The trouble began when Carol and Peter Devia both lost their newspaper delivery jobs and were subsequently evicted from their apartment. When the couple and their two sons began looking for new housing, landlords would take one look at Rocco and turn the family away.

“When landlords see Camilla, they have no problem with her. Everybody will take her,” Carol told ABC News, referring to the family’s other canine family member. “But as soon as they see Rocco, they say ‘Oh no.’”

Camilla, a lab mix, and Rocco, the pit bull, are both housetrained and obedient animals, according to the Devias. But Rocco alone caused the housing crisis that the Devia family, as well as so many other pit bull-loving families, were forced to face. And while seventeen states have passed laws preventing breed-based doggy discrimination, Calif. is apparently not one of them.

Pit bull advocacy organization BAD RAP collected donations to Support the Devias, which allowed the family to live in a hotel through the winter. But after bouts of bed bugs in a series of cheap pet-friendly hotels, Carol and Peter moved into their car, while their sons couchsurfed at friends’ homes.

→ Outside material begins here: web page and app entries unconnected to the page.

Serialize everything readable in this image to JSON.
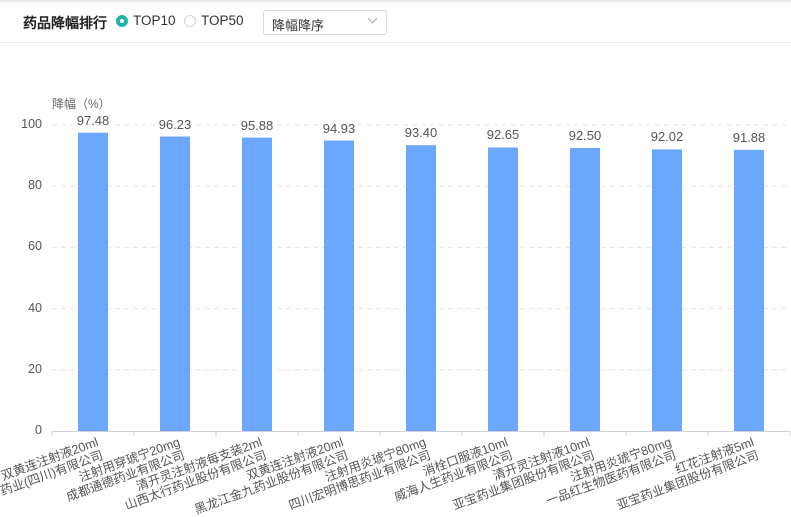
{
  "header": {
    "title": "药品降幅排行",
    "radio": [
      {
        "label": "TOP10",
        "checked": true
      },
      {
        "label": "TOP50",
        "checked": false
      }
    ],
    "sort_select": "降幅降序"
  },
  "chart_data": {
    "type": "bar",
    "ylabel": "降幅（%）",
    "ylim": [
      0,
      100
    ],
    "yticks": [
      "0",
      "20",
      "40",
      "60",
      "80",
      "100"
    ],
    "bar_color": "#6aa7fd",
    "categories": [
      {
        "drug": "双黄连注射液20ml",
        "company": "药业(四川)有限公司"
      },
      {
        "drug": "注射用穿琥宁20mg",
        "company": "成都通德药业有限公司"
      },
      {
        "drug": "清开灵注射液每支装2ml",
        "company": "山西太行药业股份有限公司"
      },
      {
        "drug": "双黄连注射液20ml",
        "company": "黑龙江金九药业股份有限公司"
      },
      {
        "drug": "注射用炎琥宁80mg",
        "company": "四川宏明博思药业有限公司"
      },
      {
        "drug": "消栓口服液10ml",
        "company": "威海人生药业有限公司"
      },
      {
        "drug": "清开灵注射液10ml",
        "company": "亚宝药业集团股份有限公司"
      },
      {
        "drug": "注射用炎琥宁80mg",
        "company": "一品红生物医药有限公司"
      },
      {
        "drug": "红花注射液5ml",
        "company": "亚宝药业集团股份有限公司"
      }
    ],
    "values": [
      97.48,
      96.23,
      95.88,
      94.93,
      93.4,
      92.65,
      92.5,
      92.02,
      91.88
    ],
    "value_labels": [
      "97.48",
      "96.23",
      "95.88",
      "94.93",
      "93.40",
      "92.65",
      "92.50",
      "92.02",
      "91.88"
    ]
  }
}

Thankfully, this story has a happy ending. One landlord learned of the Devias’ plight through a pit bull advocacy group, and offered the family a pit bull-friendly place to live. The family moved into their new home just in time to celebrate their son’s 20th birthday. After months of eating “noodles and soups and 7-Eleven sandwiches,” the prospect of a birthday dinner cooked in a proper kitchen was nothing short of thrilling.

BAD RAP will continue to collect donations for the family through